Work to be completed
Search the listing below for the word "http" and return each line that contains it.

Dataset excerpts
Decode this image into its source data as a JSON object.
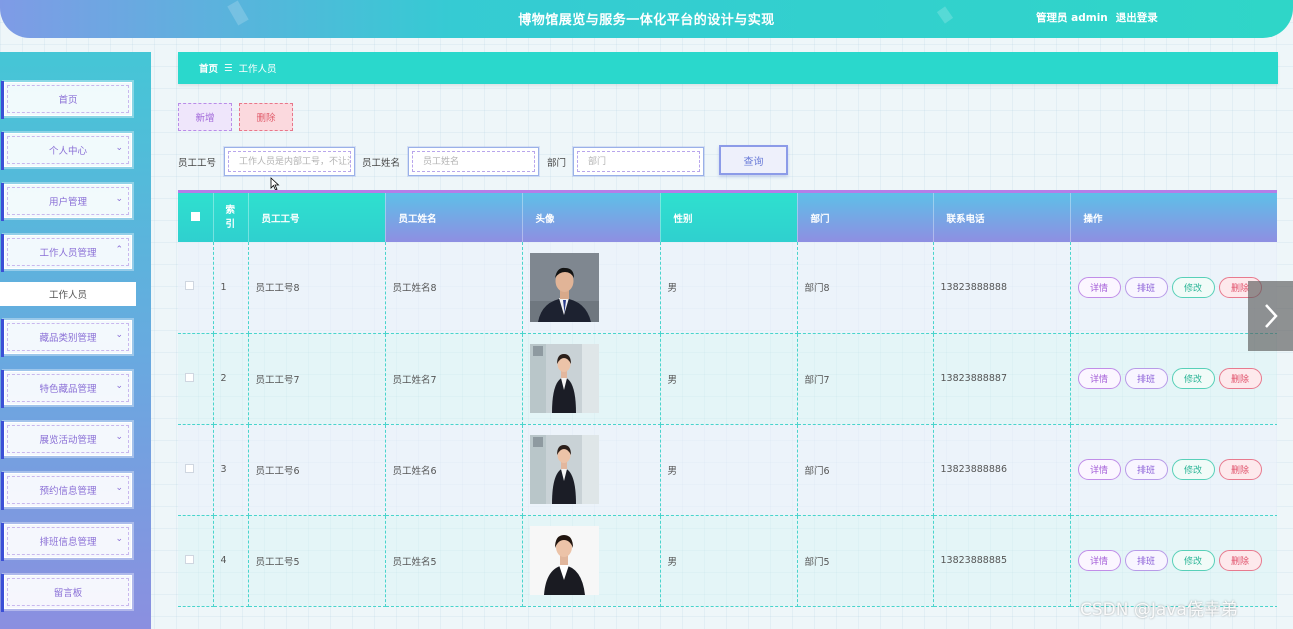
{
  "header": {
    "title": "博物馆展览与服务一体化平台的设计与实现",
    "user_label": "管理员 admin",
    "logout_label": "退出登录"
  },
  "sidebar": {
    "items": [
      {
        "label": "首页",
        "has_chevron": false
      },
      {
        "label": "个人中心",
        "chevron": "⌄"
      },
      {
        "label": "用户管理",
        "chevron": "⌄"
      },
      {
        "label": "工作人员管理",
        "chevron": "⌃"
      },
      {
        "label": "藏品类别管理",
        "chevron": "⌄"
      },
      {
        "label": "特色藏品管理",
        "chevron": "⌄"
      },
      {
        "label": "展览活动管理",
        "chevron": "⌄"
      },
      {
        "label": "预约信息管理",
        "chevron": "⌄"
      },
      {
        "label": "排班信息管理",
        "chevron": "⌄"
      },
      {
        "label": "留言板"
      }
    ],
    "sub_item": "工作人员"
  },
  "breadcrumb": {
    "home": "首页",
    "separator": "☰",
    "current": "工作人员"
  },
  "actions": {
    "add_label": "新增",
    "delete_label": "删除"
  },
  "search": {
    "fields": [
      {
        "label": "员工工号",
        "placeholder": "工作人员是内部工号，不让注册"
      },
      {
        "label": "员工姓名",
        "placeholder": "员工姓名"
      },
      {
        "label": "部门",
        "placeholder": "部门"
      }
    ],
    "button_label": "查询"
  },
  "table": {
    "columns": [
      "索引",
      "员工工号",
      "员工姓名",
      "头像",
      "性别",
      "部门",
      "联系电话",
      "操作"
    ],
    "index_header_line1": "索",
    "index_header_line2": "引",
    "rows": [
      {
        "index": "1",
        "emp_no": "员工工号8",
        "name": "员工姓名8",
        "avatar": "male-suit",
        "gender": "男",
        "dept": "部门8",
        "phone": "13823888888"
      },
      {
        "index": "2",
        "emp_no": "员工工号7",
        "name": "员工姓名7",
        "avatar": "female-suit-office",
        "gender": "男",
        "dept": "部门7",
        "phone": "13823888887"
      },
      {
        "index": "3",
        "emp_no": "员工工号6",
        "name": "员工姓名6",
        "avatar": "female-suit-office",
        "gender": "男",
        "dept": "部门6",
        "phone": "13823888886"
      },
      {
        "index": "4",
        "emp_no": "员工工号5",
        "name": "员工姓名5",
        "avatar": "female-suit-white",
        "gender": "男",
        "dept": "部门5",
        "phone": "13823888885"
      }
    ],
    "ops": {
      "detail": "详情",
      "schedule": "排班",
      "edit": "修改",
      "delete": "删除"
    }
  },
  "watermark": "CSDN @Java侥幸弟",
  "colors": {
    "accent_cyan": "#2ad8cc",
    "accent_purple": "#8e8fe2",
    "delete_red": "#e0506a"
  }
}
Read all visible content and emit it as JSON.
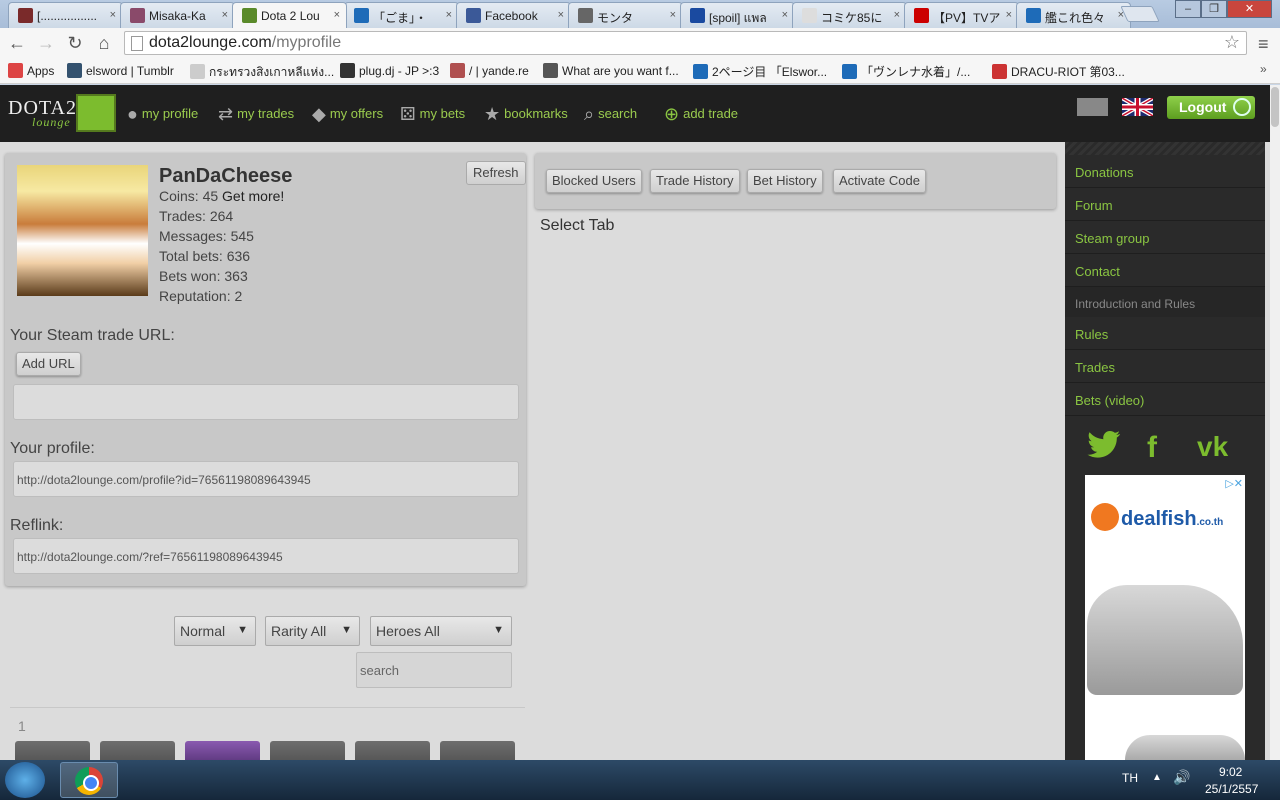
{
  "browser": {
    "tabs": [
      {
        "title": "[.................",
        "color": "#7a2a2a"
      },
      {
        "title": "Misaka-Ka",
        "color": "#8a4a6a"
      },
      {
        "title": "Dota 2 Lou",
        "color": "#5a8a2a"
      },
      {
        "title": "「ごま」・",
        "color": "#1e6bb8"
      },
      {
        "title": "Facebook",
        "color": "#3b5998"
      },
      {
        "title": "モンタ",
        "color": "#666666"
      },
      {
        "title": "[spoil] แพล",
        "color": "#1a4aa0"
      },
      {
        "title": "コミケ85に",
        "color": "#dddddd"
      },
      {
        "title": "【PV】TVア",
        "color": "#cc0000"
      },
      {
        "title": "艦これ色々",
        "color": "#1e6bb8"
      }
    ],
    "url_domain": "dota2lounge.com",
    "url_path": "/myprofile",
    "bookmarks": [
      {
        "label": "Apps",
        "color": "#d44"
      },
      {
        "label": "elsword | Tumblr",
        "color": "#34526f"
      },
      {
        "label": "กระทรวงสิงเกาหลีแห่ง...",
        "color": "#cccccc"
      },
      {
        "label": "plug.dj - JP >:3",
        "color": "#333333"
      },
      {
        "label": "/ | yande.re",
        "color": "#b05050"
      },
      {
        "label": "What are you want f...",
        "color": "#555555"
      },
      {
        "label": "2ページ目 「Elswor...",
        "color": "#1e6bb8"
      },
      {
        "label": "「ヴンレナ水着」/...",
        "color": "#1e6bb8"
      },
      {
        "label": "DRACU-RIOT 第03...",
        "color": "#cc3333"
      }
    ]
  },
  "site": {
    "logo_main": "DOTA2",
    "logo_sub": "lounge",
    "nav": [
      {
        "label": "my profile",
        "icon": "person-icon"
      },
      {
        "label": "my trades",
        "icon": "trades-icon"
      },
      {
        "label": "my offers",
        "icon": "tag-icon"
      },
      {
        "label": "my bets",
        "icon": "dice-icon"
      },
      {
        "label": "bookmarks",
        "icon": "star-icon"
      },
      {
        "label": "search",
        "icon": "search-icon"
      },
      {
        "label": "add trade",
        "icon": "plus-icon"
      }
    ],
    "logout": "Logout"
  },
  "profile": {
    "refresh": "Refresh",
    "username": "PanDaCheese",
    "coins_label": "Coins: 45",
    "get_more": "Get more!",
    "trades": "Trades: 264",
    "messages": "Messages: 545",
    "total_bets": "Total bets: 636",
    "bets_won": "Bets won: 363",
    "reputation": "Reputation: 2",
    "steam_url_label": "Your Steam trade URL:",
    "add_url": "Add URL",
    "your_profile_label": "Your profile:",
    "profile_url": "http://dota2lounge.com/profile?id=76561198089643945",
    "reflink_label": "Reflink:",
    "reflink_url": "http://dota2lounge.com/?ref=76561198089643945"
  },
  "tabs_panel": {
    "buttons": [
      "Blocked Users",
      "Trade History",
      "Bet History",
      "Activate Code"
    ],
    "select_text": "Select Tab"
  },
  "filters": {
    "quality": "Normal",
    "rarity": "Rarity All",
    "heroes": "Heroes All",
    "search_placeholder": "search",
    "page": "1"
  },
  "sidebar": {
    "top": [
      "Donations",
      "Forum",
      "Steam group",
      "Contact"
    ],
    "section_heading": "Introduction and Rules",
    "rules": [
      "Rules",
      "Trades",
      "Bets (video)"
    ],
    "social": [
      {
        "label": "twitter-icon"
      },
      {
        "label": "f"
      },
      {
        "label": "vk"
      }
    ],
    "ad_brand": "dealfish",
    "ad_tld": ".co.th"
  },
  "taskbar": {
    "language": "TH",
    "time": "9:02",
    "date": "25/1/2557"
  }
}
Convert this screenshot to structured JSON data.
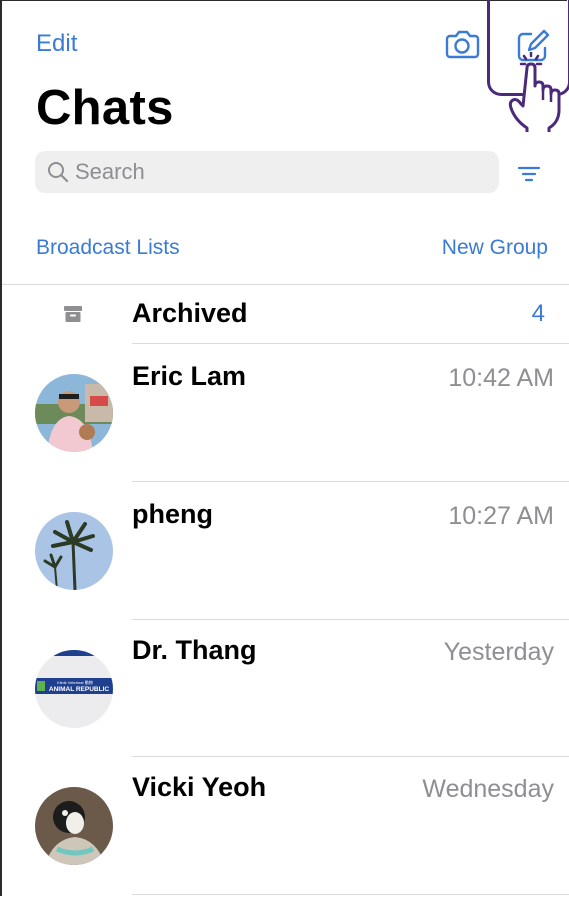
{
  "header": {
    "edit_label": "Edit",
    "title": "Chats",
    "camera_icon": "camera-icon",
    "compose_icon": "compose-icon"
  },
  "search": {
    "placeholder": "Search"
  },
  "links": {
    "broadcast": "Broadcast Lists",
    "new_group": "New Group"
  },
  "archived": {
    "label": "Archived",
    "count": "4"
  },
  "chats": [
    {
      "name": "Eric  Lam",
      "time": "10:42 AM"
    },
    {
      "name": "pheng",
      "time": "10:27 AM"
    },
    {
      "name": "Dr. Thang",
      "time": "Yesterday"
    },
    {
      "name": "Vicki Yeoh",
      "time": "Wednesday"
    }
  ],
  "avatar_badge": {
    "small": "Klinik Veterinar 動物",
    "main": "ANIMAL REPUBLIC"
  },
  "colors": {
    "accent": "#3a7bd5",
    "secondary_text": "#8e8e93",
    "cursor_outline": "#4b2a7b"
  }
}
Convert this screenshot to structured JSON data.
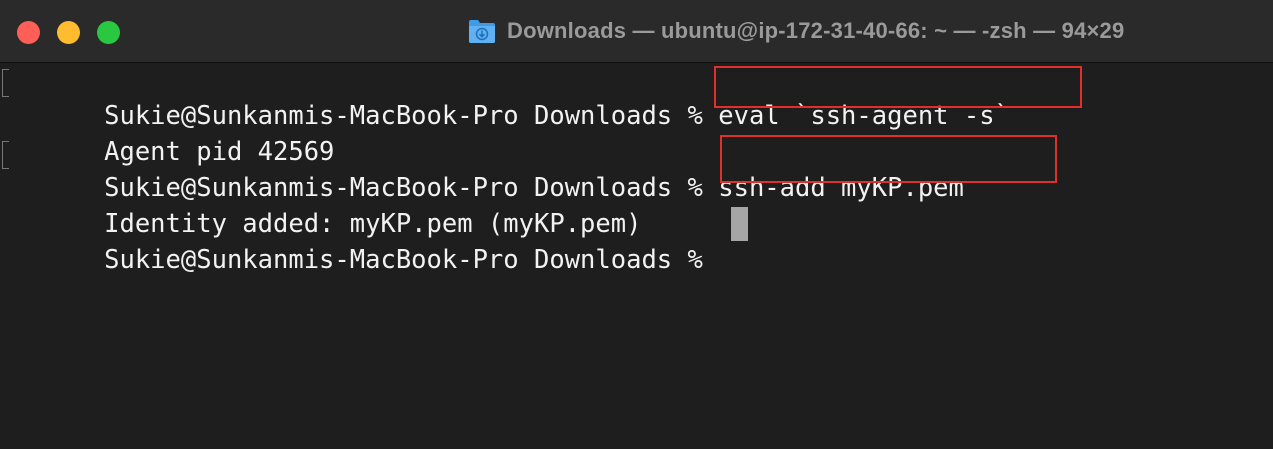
{
  "window": {
    "title": "Downloads — ubuntu@ip-172-31-40-66: ~ — -zsh — 94×29",
    "colors": {
      "close": "#ff5f57",
      "minimize": "#febc2e",
      "maximize": "#28c840"
    }
  },
  "terminal": {
    "prompt": "Sukie@Sunkanmis-MacBook-Pro Downloads %",
    "lines": [
      {
        "prompt": "Sukie@Sunkanmis-MacBook-Pro Downloads %",
        "command": "eval `ssh-agent -s`"
      },
      {
        "output": "Agent pid 42569"
      },
      {
        "prompt": "Sukie@Sunkanmis-MacBook-Pro Downloads %",
        "command": "ssh-add myKP.pem"
      },
      {
        "output": "Identity added: myKP.pem (myKP.pem)"
      },
      {
        "prompt": "Sukie@Sunkanmis-MacBook-Pro Downloads %",
        "command": ""
      }
    ],
    "highlight_color": "#e0302a"
  }
}
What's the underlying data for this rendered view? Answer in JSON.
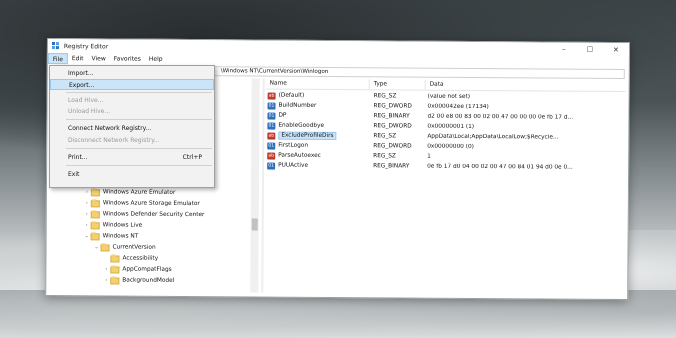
{
  "window": {
    "title": "Registry Editor",
    "controls": [
      "–",
      "☐",
      "✕"
    ]
  },
  "menu": {
    "items": [
      "File",
      "Edit",
      "View",
      "Favorites",
      "Help"
    ]
  },
  "address": {
    "path": "\\Windows NT\\CurrentVersion\\Winlogon"
  },
  "file_menu": {
    "import": "Import...",
    "export": "Export...",
    "load_hive": "Load Hive...",
    "unload_hive": "Unload Hive...",
    "connect": "Connect Network Registry...",
    "disconnect": "Disconnect Network Registry...",
    "print": "Print...",
    "print_shortcut": "Ctrl+P",
    "exit": "Exit"
  },
  "tree": {
    "items": [
      {
        "label": "Windows Azure Emulator"
      },
      {
        "label": "Windows Azure Storage Emulator"
      },
      {
        "label": "Windows Defender Security Center"
      },
      {
        "label": "Windows Live"
      },
      {
        "label": "Windows NT"
      },
      {
        "label": "CurrentVersion"
      },
      {
        "label": "Accessibility"
      },
      {
        "label": "AppCompatFlags"
      },
      {
        "label": "BackgroundModel"
      }
    ]
  },
  "list": {
    "headers": {
      "name": "Name",
      "type": "Type",
      "data": "Data"
    },
    "rows": [
      {
        "name": "(Default)",
        "type": "REG_SZ",
        "data": "(value not set)",
        "icon": "ab"
      },
      {
        "name": "BuildNumber",
        "type": "REG_DWORD",
        "data": "0x000042ee (17134)",
        "icon": "bin"
      },
      {
        "name": "DP",
        "type": "REG_BINARY",
        "data": "d2 00 e8 00 83 00 02 00 47 00 00 00 0e fb 17 d...",
        "icon": "bin"
      },
      {
        "name": "EnableGoodbye",
        "type": "REG_DWORD",
        "data": "0x00000001 (1)",
        "icon": "bin"
      },
      {
        "name": "ExcludeProfileDirs",
        "type": "REG_SZ",
        "data": "AppData\\Local;AppData\\LocalLow;$Recycle...",
        "icon": "ab"
      },
      {
        "name": "FirstLogon",
        "type": "REG_DWORD",
        "data": "0x00000000 (0)",
        "icon": "bin"
      },
      {
        "name": "ParseAutoexec",
        "type": "REG_SZ",
        "data": "1",
        "icon": "ab"
      },
      {
        "name": "PUUActive",
        "type": "REG_BINARY",
        "data": "0e fb 17 d0 04 00 02 00 47 00 84 01 94 d0 0e 0...",
        "icon": "bin"
      }
    ]
  },
  "colors": {
    "selection": "#cce4f7",
    "selection_border": "#99c9ef",
    "folder": "#f4d06f"
  }
}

Exercise result
    "profile_url": "http://dota2lounge.com/profile?id=76561198089643945",
    "reflink_url": "http://dota2lounge.com/?ref=76561198089643945"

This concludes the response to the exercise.